What you are asked to do →
Skip every picture, then write out exactly the lines of the listing below from the line that contains "Output a JSON" through the final line.

Data provided →
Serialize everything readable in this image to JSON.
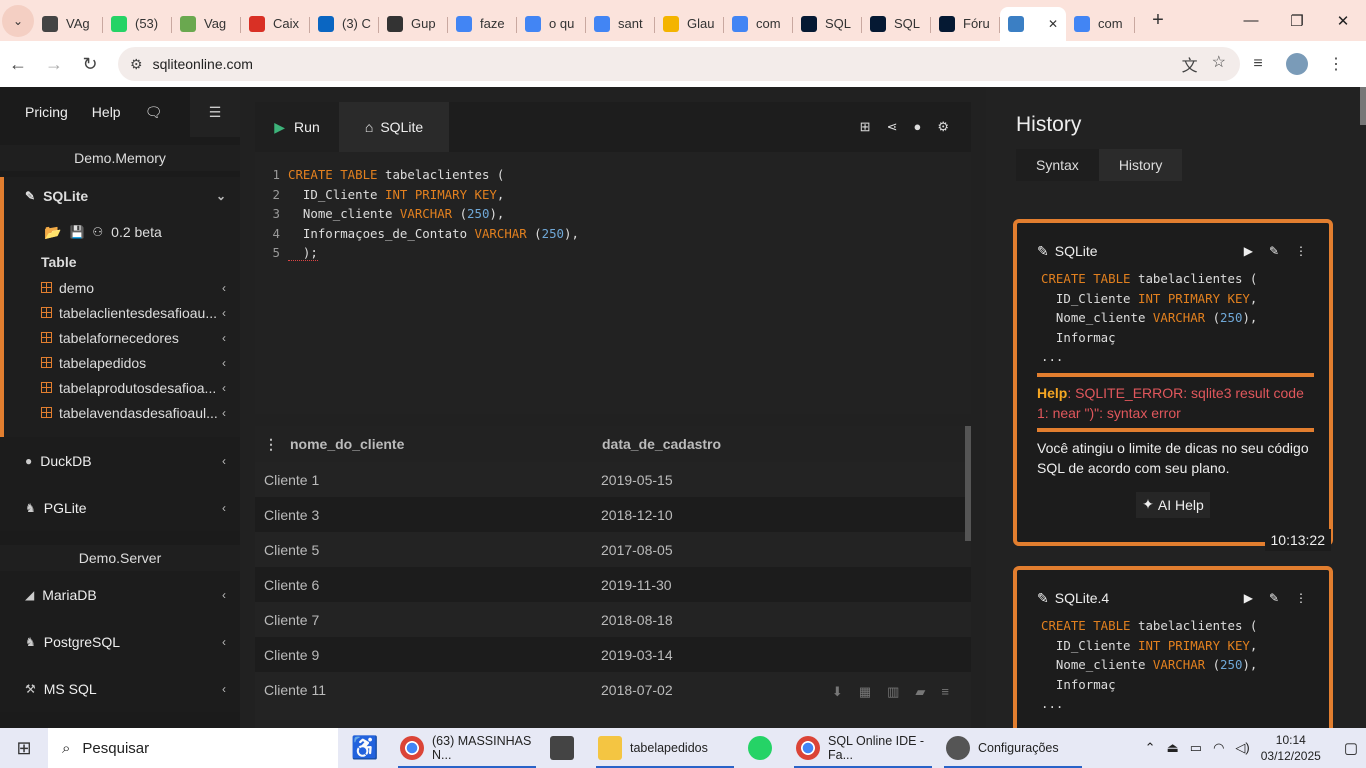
{
  "browser": {
    "tabs": [
      {
        "label": "VAg",
        "icon": "chrome-icon",
        "color": "#444"
      },
      {
        "label": "(53)",
        "icon": "whatsapp-icon",
        "color": "#25d366"
      },
      {
        "label": "Vag",
        "icon": "ai-icon",
        "color": "#6aa84f"
      },
      {
        "label": "Caix",
        "icon": "gmail-icon",
        "color": "#d93025"
      },
      {
        "label": "(3) C",
        "icon": "linkedin-icon",
        "color": "#0a66c2"
      },
      {
        "label": "Gup",
        "icon": "gupy-icon",
        "color": "#333"
      },
      {
        "label": "faze",
        "icon": "google-icon",
        "color": "#4285f4"
      },
      {
        "label": "o qu",
        "icon": "google-icon",
        "color": "#4285f4"
      },
      {
        "label": "sant",
        "icon": "google-icon",
        "color": "#4285f4"
      },
      {
        "label": "Glau",
        "icon": "drive-icon",
        "color": "#f4b400"
      },
      {
        "label": "com",
        "icon": "google-icon",
        "color": "#4285f4"
      },
      {
        "label": "SQL",
        "icon": "alura-icon",
        "color": "#051933"
      },
      {
        "label": "SQL",
        "icon": "alura-icon",
        "color": "#051933"
      },
      {
        "label": "Fóru",
        "icon": "alura-icon",
        "color": "#051933"
      },
      {
        "label": "",
        "icon": "sqlite-icon",
        "color": "#3b7fc4",
        "active": true
      },
      {
        "label": "com",
        "icon": "google-icon",
        "color": "#4285f4"
      }
    ],
    "url": "sqliteonline.com"
  },
  "sidebar": {
    "pricing": "Pricing",
    "help": "Help",
    "demo_memory": "Demo.Memory",
    "sqlite": "SQLite",
    "version": "0.2 beta",
    "table_label": "Table",
    "tables": [
      "demo",
      "tabelaclientesdesafioau...",
      "tabelafornecedores",
      "tabelapedidos",
      "tabelaprodutosdesafioa...",
      "tabelavendasdesafioaul..."
    ],
    "duckdb": "DuckDB",
    "pglite": "PGLite",
    "demo_server": "Demo.Server",
    "mariadb": "MariaDB",
    "postgresql": "PostgreSQL",
    "mssql": "MS SQL"
  },
  "editor": {
    "run": "Run",
    "engine": "SQLite",
    "lines": [
      [
        {
          "t": "CREATE TABLE",
          "c": "kw"
        },
        {
          "t": " tabelaclientes (",
          "c": ""
        }
      ],
      [
        {
          "t": "  ID_Cliente ",
          "c": ""
        },
        {
          "t": "INT PRIMARY KEY",
          "c": "kw"
        },
        {
          "t": ",",
          "c": ""
        }
      ],
      [
        {
          "t": "  Nome_cliente ",
          "c": ""
        },
        {
          "t": "VARCHAR",
          "c": "kw"
        },
        {
          "t": " (",
          "c": ""
        },
        {
          "t": "250",
          "c": "num"
        },
        {
          "t": "),",
          "c": ""
        }
      ],
      [
        {
          "t": "  Informaçoes_de_Contato ",
          "c": ""
        },
        {
          "t": "VARCHAR",
          "c": "kw"
        },
        {
          "t": " (",
          "c": ""
        },
        {
          "t": "250",
          "c": "num"
        },
        {
          "t": "),",
          "c": ""
        }
      ],
      [
        {
          "t": "  );",
          "c": "err"
        }
      ]
    ]
  },
  "results": {
    "columns": [
      "nome_do_cliente",
      "data_de_cadastro"
    ],
    "rows": [
      [
        "Cliente 1",
        "2019-05-15"
      ],
      [
        "Cliente 3",
        "2018-12-10"
      ],
      [
        "Cliente 5",
        "2017-08-05"
      ],
      [
        "Cliente 6",
        "2019-11-30"
      ],
      [
        "Cliente 7",
        "2018-08-18"
      ],
      [
        "Cliente 9",
        "2019-03-14"
      ],
      [
        "Cliente 11",
        "2018-07-02"
      ]
    ]
  },
  "history": {
    "title": "History",
    "tabs": [
      "Syntax",
      "History"
    ],
    "cards": [
      {
        "name": "SQLite",
        "code": [
          [
            {
              "t": "CREATE TABLE",
              "c": "kw"
            },
            {
              "t": " tabelaclientes (",
              "c": ""
            }
          ],
          [
            {
              "t": "  ID_Cliente ",
              "c": ""
            },
            {
              "t": "INT PRIMARY KEY",
              "c": "kw"
            },
            {
              "t": ",",
              "c": ""
            }
          ],
          [
            {
              "t": "  Nome_cliente ",
              "c": ""
            },
            {
              "t": "VARCHAR",
              "c": "kw"
            },
            {
              "t": " (",
              "c": ""
            },
            {
              "t": "250",
              "c": "num"
            },
            {
              "t": "),",
              "c": ""
            }
          ],
          [
            {
              "t": "  Informaç",
              "c": ""
            }
          ],
          [
            {
              "t": "...",
              "c": ""
            }
          ]
        ],
        "help_label": "Help",
        "help_text": ": SQLITE_ERROR: sqlite3 result code 1: near \")\": syntax error",
        "limit": "Você atingiu o limite de dicas no seu código SQL de acordo com seu plano.",
        "ai": "AI Help",
        "time": "10:13:22"
      },
      {
        "name": "SQLite.4",
        "code": [
          [
            {
              "t": "CREATE TABLE",
              "c": "kw"
            },
            {
              "t": " tabelaclientes (",
              "c": ""
            }
          ],
          [
            {
              "t": "  ID_Cliente ",
              "c": ""
            },
            {
              "t": "INT PRIMARY KEY",
              "c": "kw"
            },
            {
              "t": ",",
              "c": ""
            }
          ],
          [
            {
              "t": "  Nome_cliente ",
              "c": ""
            },
            {
              "t": "VARCHAR",
              "c": "kw"
            },
            {
              "t": " (",
              "c": ""
            },
            {
              "t": "250",
              "c": "num"
            },
            {
              "t": "),",
              "c": ""
            }
          ],
          [
            {
              "t": "  Informaç",
              "c": ""
            }
          ],
          [
            {
              "t": "...",
              "c": ""
            }
          ]
        ]
      }
    ]
  },
  "taskbar": {
    "search": "Pesquisar",
    "items": [
      {
        "label": "(63) MASSINHAS N...",
        "icon": "chrome-icon",
        "open": true
      },
      {
        "label": "",
        "icon": "calculator-icon",
        "open": false
      },
      {
        "label": "tabelapedidos",
        "icon": "folder-icon",
        "open": true
      },
      {
        "label": "",
        "icon": "whatsapp-icon",
        "open": false
      },
      {
        "label": "SQL Online IDE - Fa...",
        "icon": "chrome-icon",
        "open": true
      },
      {
        "label": "Configurações",
        "icon": "gear-icon",
        "open": true
      }
    ],
    "time": "10:14",
    "date": "03/12/2025"
  }
}
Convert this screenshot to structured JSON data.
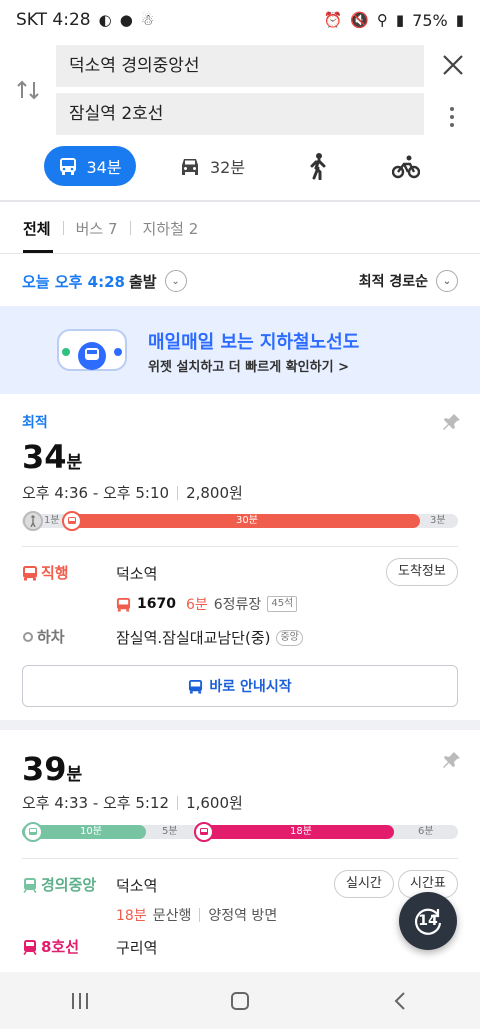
{
  "status_bar": {
    "carrier_time": "SKT 4:28",
    "battery": "75%"
  },
  "search": {
    "from": "덕소역 경의중앙선",
    "to": "잠실역 2호선"
  },
  "modes": {
    "transit_time": "34분",
    "car_time": "32분"
  },
  "filter_tabs": {
    "all": "전체",
    "bus": "버스 7",
    "subway": "지하철 2"
  },
  "depart": {
    "time": "오늘 오후 4:28",
    "label": "출발",
    "sort": "최적 경로순"
  },
  "banner": {
    "title": "매일매일 보는 지하철노선도",
    "subtitle": "위젯 설치하고 더 빠르게 확인하기 >"
  },
  "colors": {
    "accent": "#1a7bf0",
    "bus_red": "#f05d4d",
    "gyeongui": "#77c4a3",
    "line8": "#e31c6c"
  },
  "route1": {
    "badge": "최적",
    "duration_num": "34",
    "duration_unit": "분",
    "time_range": "오후 4:36 - 오후 5:10",
    "fare": "2,800원",
    "bar": {
      "walk1": "1분",
      "bus": "30분",
      "walk2": "3분"
    },
    "leg1": {
      "mode": "직행",
      "station": "덕소역",
      "arrival_btn": "도착정보",
      "bus_no": "1670",
      "wait": "6분",
      "stops": "6정류장",
      "seats": "45석"
    },
    "leg2": {
      "mode": "하차",
      "station": "잠실역.잠실대교남단(중)",
      "tag": "중앙"
    },
    "start_btn": "바로 안내시작"
  },
  "route2": {
    "duration_num": "39",
    "duration_unit": "분",
    "time_range": "오후 4:33 - 오후 5:12",
    "fare": "1,600원",
    "bar": {
      "subway1": "10분",
      "gap": "5분",
      "subway2": "18분",
      "walk": "6분"
    },
    "leg1": {
      "mode": "경의중앙",
      "station": "덕소역",
      "realtime_btn": "실시간",
      "timetable_btn": "시간표",
      "wait": "18분",
      "direction": "문산행",
      "platform": "양정역 방면"
    },
    "leg2": {
      "mode": "8호선",
      "station": "구리역"
    }
  },
  "fab": {
    "label": "14"
  }
}
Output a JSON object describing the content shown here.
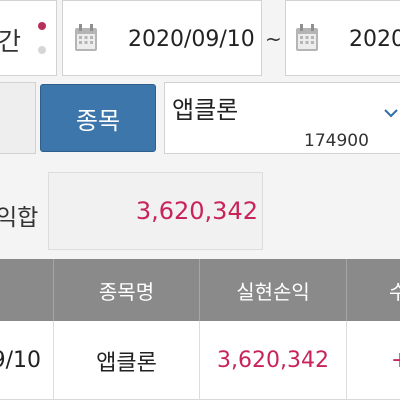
{
  "filters": {
    "period_label": "간",
    "date_from": "2020/09/10",
    "date_separator": "~",
    "date_to": "2020/"
  },
  "stock": {
    "button_label": "종목",
    "selected_name": "앱클론",
    "selected_code": "174900"
  },
  "summary": {
    "total_label": "익합",
    "total_value": "3,620,342"
  },
  "table": {
    "headers": [
      "",
      "종목명",
      "실현손익",
      "수"
    ],
    "rows": [
      {
        "date": "9/10",
        "name": "앱클론",
        "profit": "3,620,342",
        "rate": "+"
      }
    ]
  },
  "colors": {
    "accent_blue": "#3d76aa",
    "profit_red": "#c8245a",
    "header_gray": "#8a8a8a",
    "dot_active": "#b8305a"
  },
  "icons": {
    "date_picker": "calendar-icon",
    "dropdown": "chevron-down-icon"
  }
}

Response →
Output a JSON object describing the content shown here.
{
  "filters": {
    "period_label": "간",
    "date_from": "2020/09/10",
    "date_separator": "~",
    "date_to": "2020/"
  },
  "stock": {
    "button_label": "종목",
    "selected_name": "앱클론",
    "selected_code": "174900"
  },
  "summary": {
    "total_label": "익합",
    "total_value": "3,620,342"
  },
  "table": {
    "headers": [
      "",
      "종목명",
      "실현손익",
      "수"
    ],
    "rows": [
      {
        "date": "9/10",
        "name": "앱클론",
        "profit": "3,620,342",
        "rate": "+"
      }
    ]
  },
  "colors": {
    "accent_blue": "#3d76aa",
    "profit_red": "#c8245a",
    "header_gray": "#8a8a8a",
    "dot_active": "#b8305a"
  },
  "icons": {
    "date_picker": "calendar-icon",
    "dropdown": "chevron-down-icon"
  }
}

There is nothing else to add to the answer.